§ **Exercise**: Where a record contains an image, leave the image out and print the rest exactly.

--- Materials provided Enclosed Below ---

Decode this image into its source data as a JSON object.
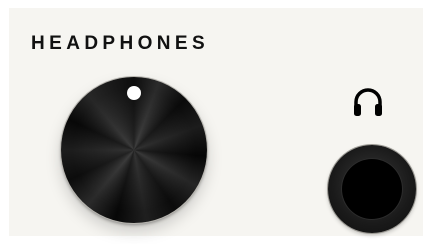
{
  "panel": {
    "title": "HEADPHONES"
  },
  "controls": {
    "volume_knob": "headphone-volume-knob",
    "output_jack": "headphone-output-jack"
  },
  "icons": {
    "headphones": "headphones-icon"
  },
  "colors": {
    "panel_background": "#f6f5f1",
    "text": "#111111",
    "knob": "#141414",
    "indicator": "#ffffff",
    "jack": "#000000"
  }
}
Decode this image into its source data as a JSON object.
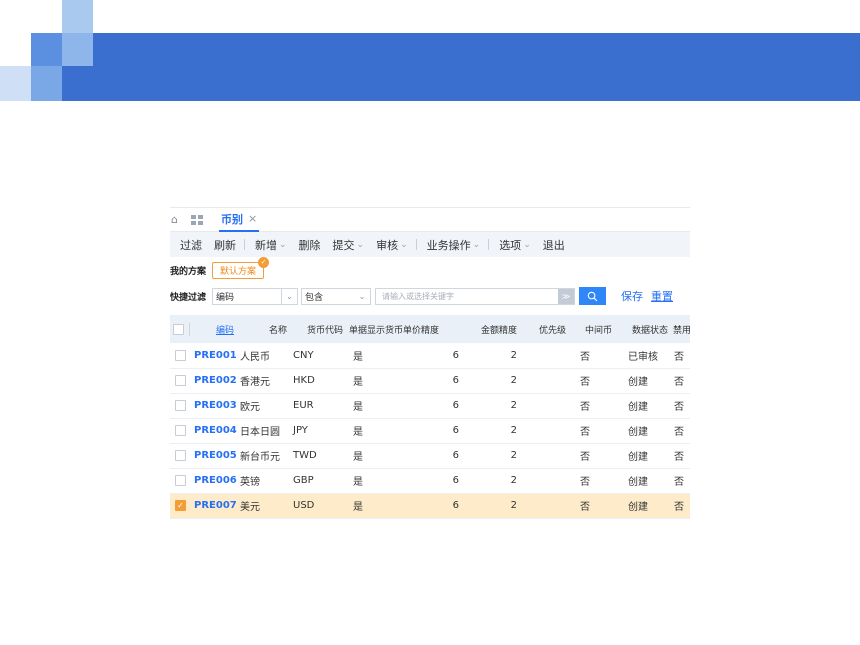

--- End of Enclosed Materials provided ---

§ **Task answer**:
Decode this image into its source data as a JSON object.
{
  "panel": {
    "title": "HEADPHONES"
  },
  "controls": {
    "volume_knob": "headphone-volume-knob",
    "output_jack": "headphone-output-jack"
  },
  "icons": {
    "headphones": "headphones-icon"
  },
  "colors": {
    "panel_background": "#f6f5f1",
    "text": "#111111",
    "knob": "#141414",
    "indicator": "#ffffff",
    "jack": "#000000"
  }
}
Decode this image into its source data as a JSON object.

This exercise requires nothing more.